@ the lovely Miss Jameson - I concur, it seems rushed and his single reference to an "NPR Steampunk" article seemed a bit lazy. Prior to his article, I found (Googled) at least four other "NPR Steampunk" articles, including one from Mr. Von Slatt, but he decided to use one with less of a community focus. Again, I agree, a rush job on this fellow's part.

nofixedstars said...

it's always mysterious to me why people might prefer the mass-market, big business beholden mainstream media to national public radio or public television. these "alternative" media sources are not elitist, not supported solely by "the rich", and the relatively small funding they get from the government seems not to have compromised their reporting principles, which is in stark contrast to the morass of biased and bastardized--not to mention occasionally manipulated-- sound bytes that pass for information /news from the major networks. having said that, no institution is free from error, and even the best institution can have a few less than stellar employees, or a decent employee who was having an off day or was misinformed or biased.
yet, as a person who likes steampunk tremendously, and has found the more beautiful productions and more thoughtful musings from its realm to be the perfect antidote to a harried, throw-away modern culture, it is disappointing to see the piece in question; it did seem like a poorly developed bit of writing, and rather pettish, if i may use a somewhat dated word. any genre will have its spectrum of quality, and the genre as a whole should, i think, be judged on the basis of its best exemplars rather than its worst. which is how i feel about NPR as well...

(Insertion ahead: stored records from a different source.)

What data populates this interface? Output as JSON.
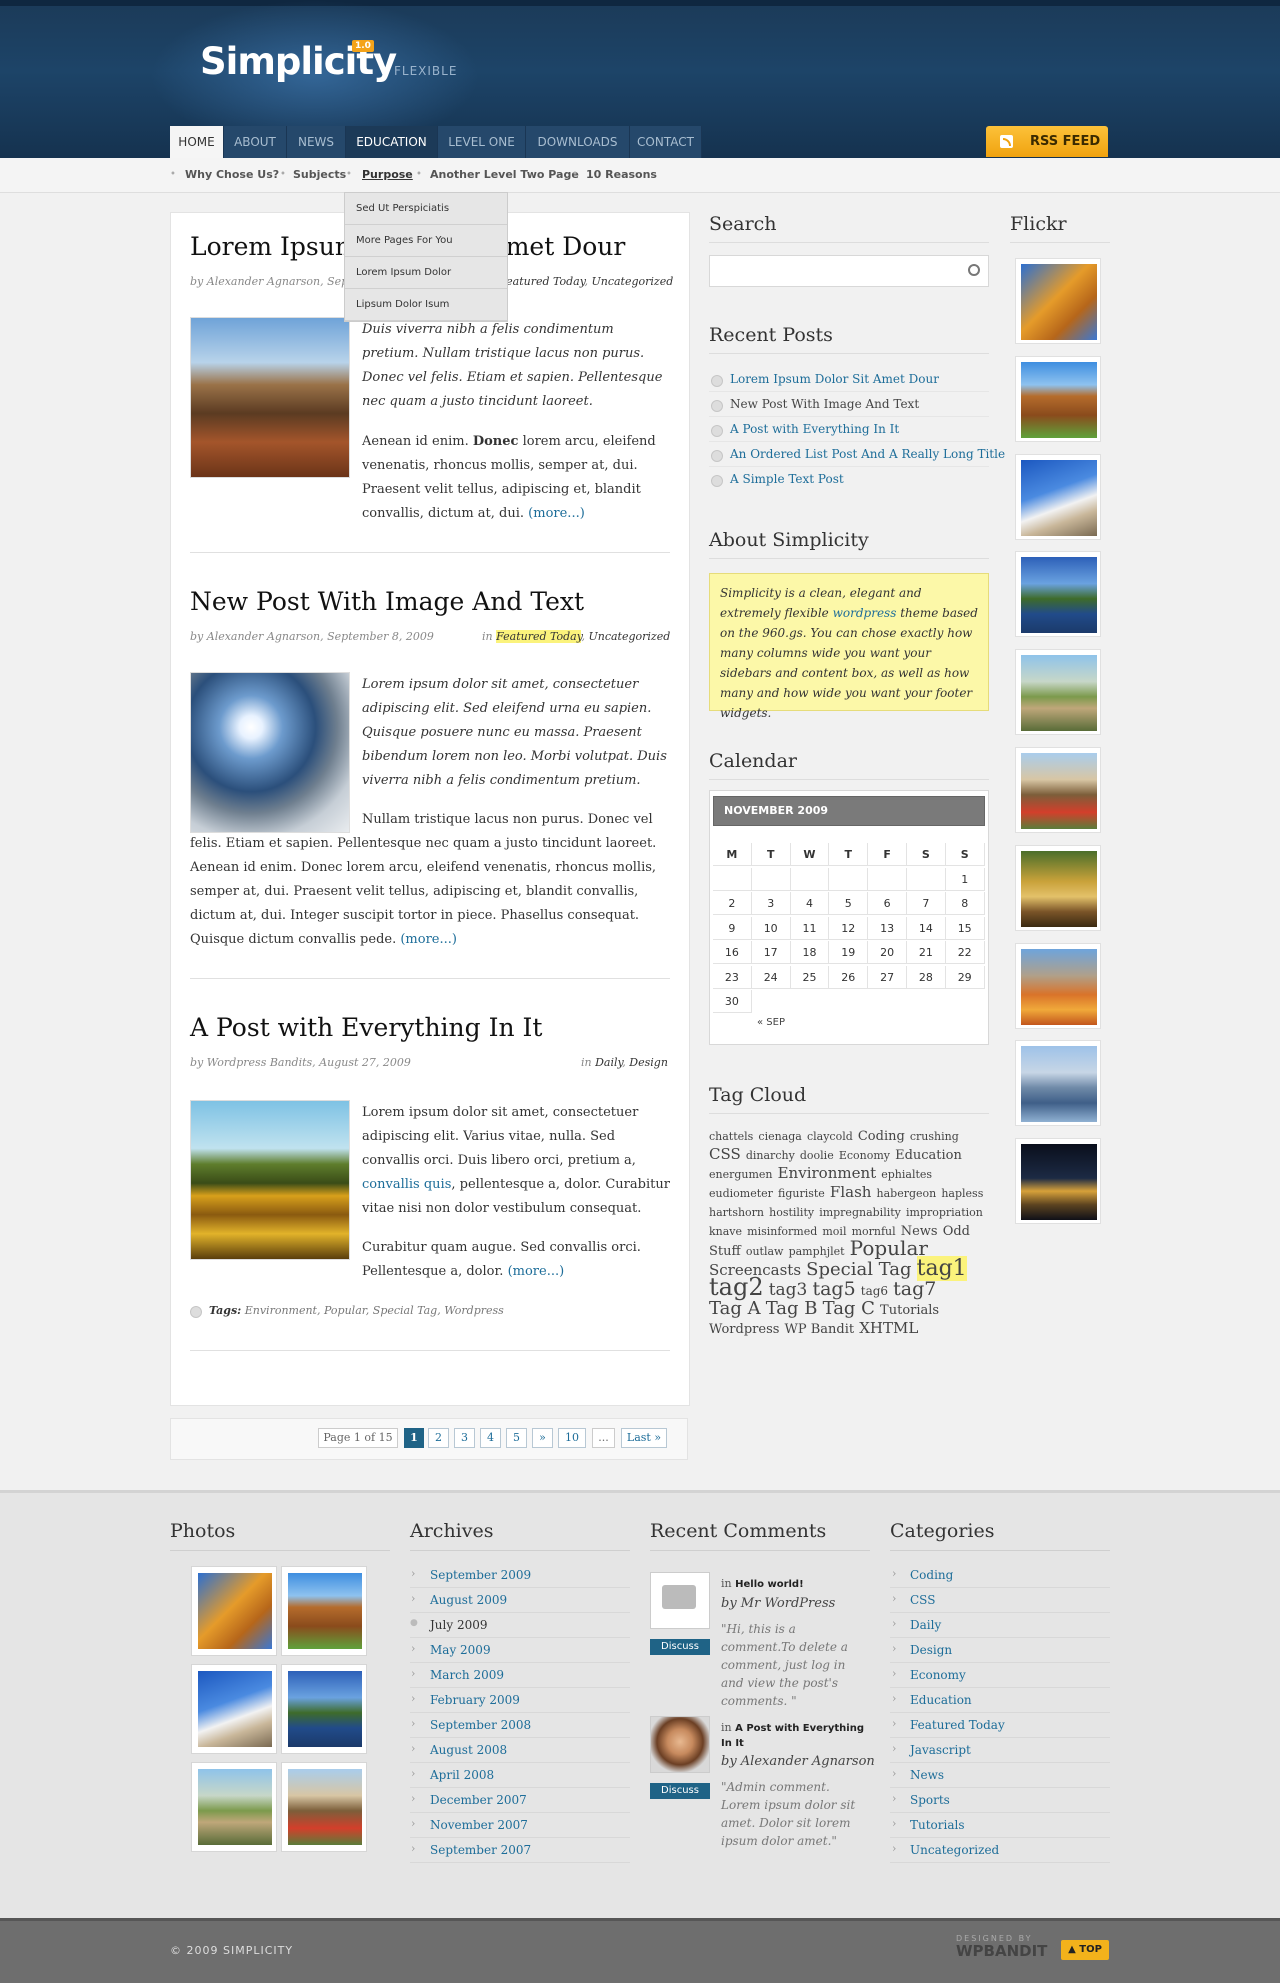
{
  "header": {
    "logo": "Simplicity",
    "badge": "1.0",
    "tagline": "FLEXIBLE",
    "rss_label": "RSS FEED"
  },
  "nav": [
    "HOME",
    "ABOUT",
    "NEWS",
    "EDUCATION",
    "LEVEL ONE",
    "DOWNLOADS",
    "CONTACT"
  ],
  "subnav": [
    "Why Chose Us?",
    "Subjects",
    "Purpose",
    "Another Level Two Page",
    "10 Reasons"
  ],
  "dropdown": [
    "Sed Ut Perspiciatis",
    "More Pages For You",
    "Lorem Ipsum Dolor",
    "Lipsum Dolor Isum"
  ],
  "posts": [
    {
      "title": "Lorem Ipsum Dolor Sit Amet Dour",
      "meta_author": "by Alexander Agnarson, Sep",
      "meta_in": "in",
      "cat1": "Featured Today",
      "cat2": "Uncategorized",
      "p1": "Duis viverra nibh a felis condimentum pretium. Nullam tristique lacus non purus. Donec vel felis. Etiam et sapien. Pellentesque nec quam a justo tincidunt laoreet.",
      "p2_a": "Aenean id enim.",
      "p2_b": "Donec",
      "p2_c": "lorem arcu, eleifend venenatis, rhoncus mollis, semper at, dui. Praesent velit tellus, adipiscing et, blandit convallis, dictum at, dui.",
      "more": "(more...)"
    },
    {
      "title": "New Post With Image And Text",
      "meta_author": "by Alexander Agnarson, September 8, 2009",
      "meta_in": "in",
      "cat1": "Featured Today",
      "cat2": "Uncategorized",
      "p1": "Lorem ipsum dolor sit amet, consectetuer adipiscing elit. Sed eleifend urna eu sapien. Quisque posuere nunc eu massa. Praesent bibendum lorem non leo. Morbi volutpat. Duis viverra nibh a felis condimentum pretium.",
      "p2": "Nullam tristique lacus non purus. Donec vel felis. Etiam et sapien. Pellentesque nec quam a justo tincidunt laoreet. Aenean id enim. Donec lorem arcu, eleifend venenatis, rhoncus mollis, semper at, dui. Praesent velit tellus, adipiscing et, blandit convallis, dictum at, dui. Integer suscipit tortor in piece. Phasellus consequat. Quisque dictum convallis pede.",
      "more": "(more...)"
    },
    {
      "title": "A Post with Everything In It",
      "meta_author": "by Wordpress Bandits, August 27, 2009",
      "meta_in": "in",
      "cat1": "Daily",
      "cat2": "Design",
      "p1_a": "Lorem ipsum dolor sit amet, consectetuer adipiscing elit. Varius vitae, nulla. Sed convallis orci. Duis libero orci, pretium a,",
      "p1_link": "convallis quis",
      "p1_b": ", pellentesque a, dolor. Curabitur vitae nisi non dolor vestibulum consequat.",
      "p2": "Curabitur quam augue. Sed convallis orci. Pellentesque a, dolor.",
      "more": "(more...)",
      "tags_label": "Tags:",
      "tags": "Environment, Popular, Special Tag, Wordpress"
    }
  ],
  "pagination": {
    "info": "Page 1 of 15",
    "pages": [
      "1",
      "2",
      "3",
      "4",
      "5",
      "»",
      "10",
      "...",
      "Last »"
    ]
  },
  "sidebar": {
    "search_title": "Search",
    "recent_title": "Recent Posts",
    "recent": [
      "Lorem Ipsum Dolor Sit Amet Dour",
      "New Post With Image And Text",
      "A Post with Everything In It",
      "An Ordered List Post And A Really Long Title",
      "A Simple Text Post"
    ],
    "about_title": "About Simplicity",
    "about_a": "Simplicity is a clean, elegant and extremely flexible",
    "about_link": "wordpress",
    "about_b": "theme based on the 960.gs. You can chose exactly how many columns wide you want your sidebars and content box, as well as how many and how wide you want your footer widgets.",
    "calendar_title": "Calendar",
    "calendar_month": "NOVEMBER 2009",
    "calendar_days": [
      "M",
      "T",
      "W",
      "T",
      "F",
      "S",
      "S"
    ],
    "calendar_prev": "« SEP",
    "tag_title": "Tag Cloud",
    "flickr_title": "Flickr"
  },
  "tags": [
    {
      "t": "chattels",
      "s": 11
    },
    {
      "t": "cienaga",
      "s": 11
    },
    {
      "t": "claycold",
      "s": 11
    },
    {
      "t": "Coding",
      "s": 13
    },
    {
      "t": "crushing",
      "s": 11
    },
    {
      "t": "CSS",
      "s": 15
    },
    {
      "t": "dinarchy",
      "s": 11
    },
    {
      "t": "doolie",
      "s": 11
    },
    {
      "t": "Economy",
      "s": 11
    },
    {
      "t": "Education",
      "s": 13
    },
    {
      "t": "energumen",
      "s": 11
    },
    {
      "t": "Environment",
      "s": 15
    },
    {
      "t": "ephialtes",
      "s": 11
    },
    {
      "t": "eudiometer",
      "s": 11
    },
    {
      "t": "figuriste",
      "s": 11
    },
    {
      "t": "Flash",
      "s": 15
    },
    {
      "t": "habergeon",
      "s": 11
    },
    {
      "t": "hapless",
      "s": 11
    },
    {
      "t": "hartshorn",
      "s": 11
    },
    {
      "t": "hostility",
      "s": 11
    },
    {
      "t": "impregnability",
      "s": 11
    },
    {
      "t": "impropriation",
      "s": 11
    },
    {
      "t": "knave",
      "s": 11
    },
    {
      "t": "misinformed",
      "s": 11
    },
    {
      "t": "moil",
      "s": 11
    },
    {
      "t": "mornful",
      "s": 11
    },
    {
      "t": "News",
      "s": 13
    },
    {
      "t": "Odd",
      "s": 13
    },
    {
      "t": "Stuff",
      "s": 13
    },
    {
      "t": "outlaw",
      "s": 11
    },
    {
      "t": "pamphjlet",
      "s": 11
    },
    {
      "t": "Popular",
      "s": 20
    },
    {
      "t": "Screencasts",
      "s": 15
    },
    {
      "t": "Special Tag",
      "s": 18
    },
    {
      "t": "tag1",
      "s": 22
    },
    {
      "t": "tag2",
      "s": 24
    },
    {
      "t": "tag3",
      "s": 17
    },
    {
      "t": "tag5",
      "s": 19
    },
    {
      "t": "tag6",
      "s": 12
    },
    {
      "t": "tag7",
      "s": 19
    },
    {
      "t": "Tag A",
      "s": 18
    },
    {
      "t": "Tag B",
      "s": 18
    },
    {
      "t": "Tag C",
      "s": 18
    },
    {
      "t": "Tutorials",
      "s": 13
    },
    {
      "t": "Wordpress",
      "s": 13
    },
    {
      "t": "WP Bandit",
      "s": 13
    },
    {
      "t": "XHTML",
      "s": 15
    }
  ],
  "footer": {
    "photos_title": "Photos",
    "archives_title": "Archives",
    "archives": [
      "September 2009",
      "August 2009",
      "July 2009",
      "May 2009",
      "March 2009",
      "February 2009",
      "September 2008",
      "August 2008",
      "April 2008",
      "December 2007",
      "November 2007",
      "September 2007"
    ],
    "comments_title": "Recent Comments",
    "comments": [
      {
        "in": "in",
        "post": "Hello world!",
        "by": "by Mr WordPress",
        "text": "\"Hi, this is a comment.To delete a comment, just log in and view the post's comments. \"",
        "discuss": "Discuss"
      },
      {
        "in": "in",
        "post": "A Post with Everything In It",
        "by": "by Alexander Agnarson",
        "text": "\"Admin comment. Lorem ipsum dolor sit amet. Dolor sit lorem ipsum dolor amet.\"",
        "discuss": "Discuss"
      }
    ],
    "categories_title": "Categories",
    "categories": [
      "Coding",
      "CSS",
      "Daily",
      "Design",
      "Economy",
      "Education",
      "Featured Today",
      "Javascript",
      "News",
      "Sports",
      "Tutorials",
      "Uncategorized"
    ],
    "copyright": "© 2009 SIMPLICITY",
    "designed_by": "DESIGNED BY",
    "designer": "WPBANDIT",
    "top": "▲ TOP"
  }
}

Ralph said...

Bah. The moment anyone comments upon "social justice," his voice turns in my ears to the whining noise of an attendant housefly. Social justice is the blather of over-educated dullards, man-children fresh out of the womb of university life and gormless as babies to the real world. A man obsessed with "social justice" in art has no intellect to invest either in art OR in actual justice... another fool disgruntled that Shakespeare has insufficient minorities in his cast, or that Pride and Prejudice doesn't come in an ebonics translation for the african-american children of the ghetto to read (must pander down to the poor benighted dears, don't you know.)